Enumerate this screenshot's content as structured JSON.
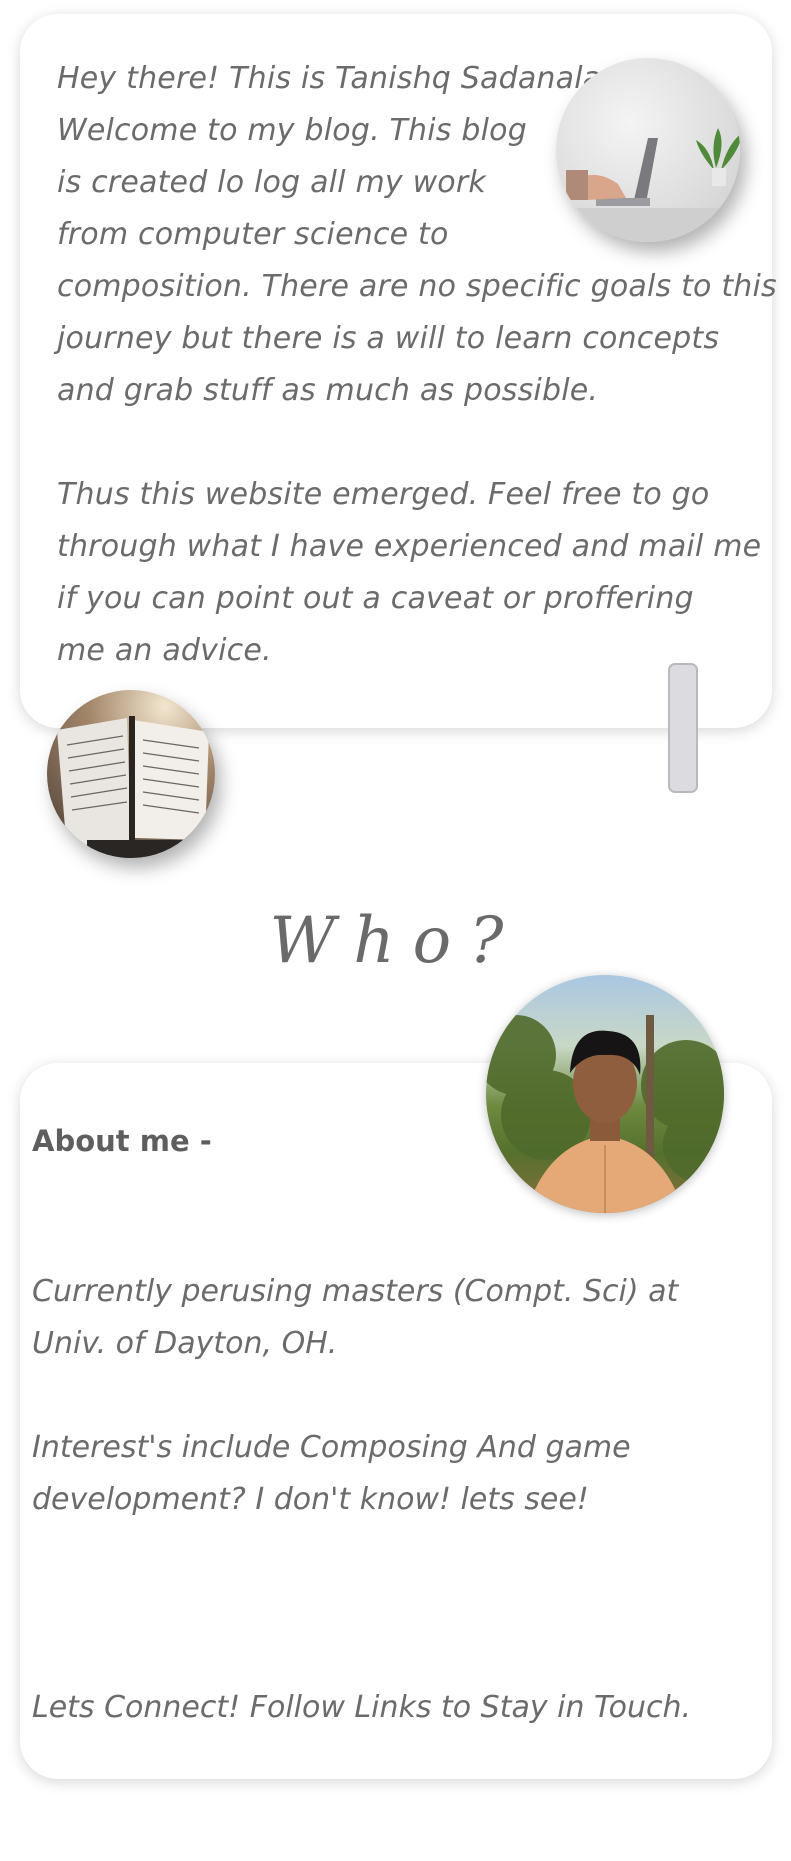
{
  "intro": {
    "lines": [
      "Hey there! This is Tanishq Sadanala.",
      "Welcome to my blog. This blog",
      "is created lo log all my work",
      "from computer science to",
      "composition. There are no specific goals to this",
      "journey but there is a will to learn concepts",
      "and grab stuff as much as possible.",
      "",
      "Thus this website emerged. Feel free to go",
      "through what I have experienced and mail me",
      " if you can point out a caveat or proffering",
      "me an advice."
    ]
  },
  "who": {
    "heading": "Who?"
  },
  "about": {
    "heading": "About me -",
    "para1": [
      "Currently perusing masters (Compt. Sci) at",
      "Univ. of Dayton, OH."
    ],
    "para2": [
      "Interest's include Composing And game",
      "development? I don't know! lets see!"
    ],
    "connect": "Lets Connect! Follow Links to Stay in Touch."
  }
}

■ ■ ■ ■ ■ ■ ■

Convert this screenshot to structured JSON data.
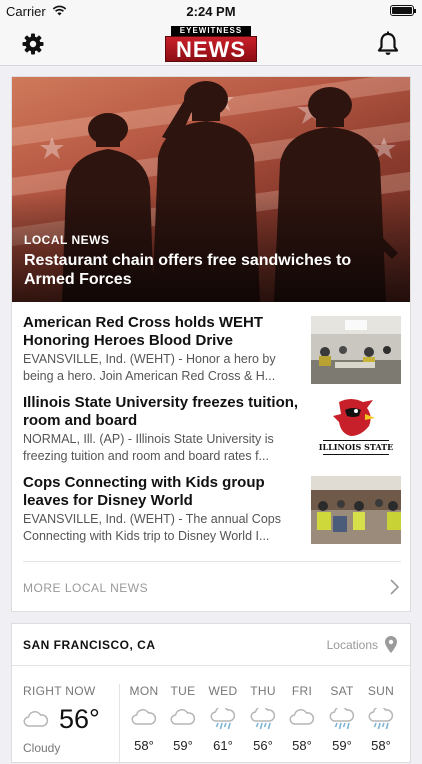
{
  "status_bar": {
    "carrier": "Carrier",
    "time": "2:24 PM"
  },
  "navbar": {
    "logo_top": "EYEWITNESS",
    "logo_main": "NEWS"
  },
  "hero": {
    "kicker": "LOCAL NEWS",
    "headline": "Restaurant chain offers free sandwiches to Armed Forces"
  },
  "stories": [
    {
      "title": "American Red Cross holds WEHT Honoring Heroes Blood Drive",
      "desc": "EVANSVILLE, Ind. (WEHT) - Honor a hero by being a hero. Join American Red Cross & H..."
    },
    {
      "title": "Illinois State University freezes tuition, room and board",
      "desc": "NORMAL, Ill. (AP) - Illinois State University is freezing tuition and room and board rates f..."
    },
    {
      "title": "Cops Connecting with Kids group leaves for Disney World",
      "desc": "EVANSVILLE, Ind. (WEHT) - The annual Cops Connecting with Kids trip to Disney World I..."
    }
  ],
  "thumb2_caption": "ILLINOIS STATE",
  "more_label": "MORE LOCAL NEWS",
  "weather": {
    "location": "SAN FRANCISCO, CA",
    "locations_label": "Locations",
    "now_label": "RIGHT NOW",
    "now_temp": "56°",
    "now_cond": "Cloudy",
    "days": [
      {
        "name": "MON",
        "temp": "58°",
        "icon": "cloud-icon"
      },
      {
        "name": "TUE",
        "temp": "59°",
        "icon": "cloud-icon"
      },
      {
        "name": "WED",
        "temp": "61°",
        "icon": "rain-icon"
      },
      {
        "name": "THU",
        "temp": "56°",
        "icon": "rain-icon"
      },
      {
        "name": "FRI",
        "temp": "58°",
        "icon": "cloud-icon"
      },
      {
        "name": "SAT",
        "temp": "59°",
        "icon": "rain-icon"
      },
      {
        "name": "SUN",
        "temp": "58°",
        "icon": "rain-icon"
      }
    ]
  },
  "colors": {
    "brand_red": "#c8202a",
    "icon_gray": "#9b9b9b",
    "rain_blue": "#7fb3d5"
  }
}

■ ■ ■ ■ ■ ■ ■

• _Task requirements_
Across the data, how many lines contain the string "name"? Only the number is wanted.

• _Response to the task_
7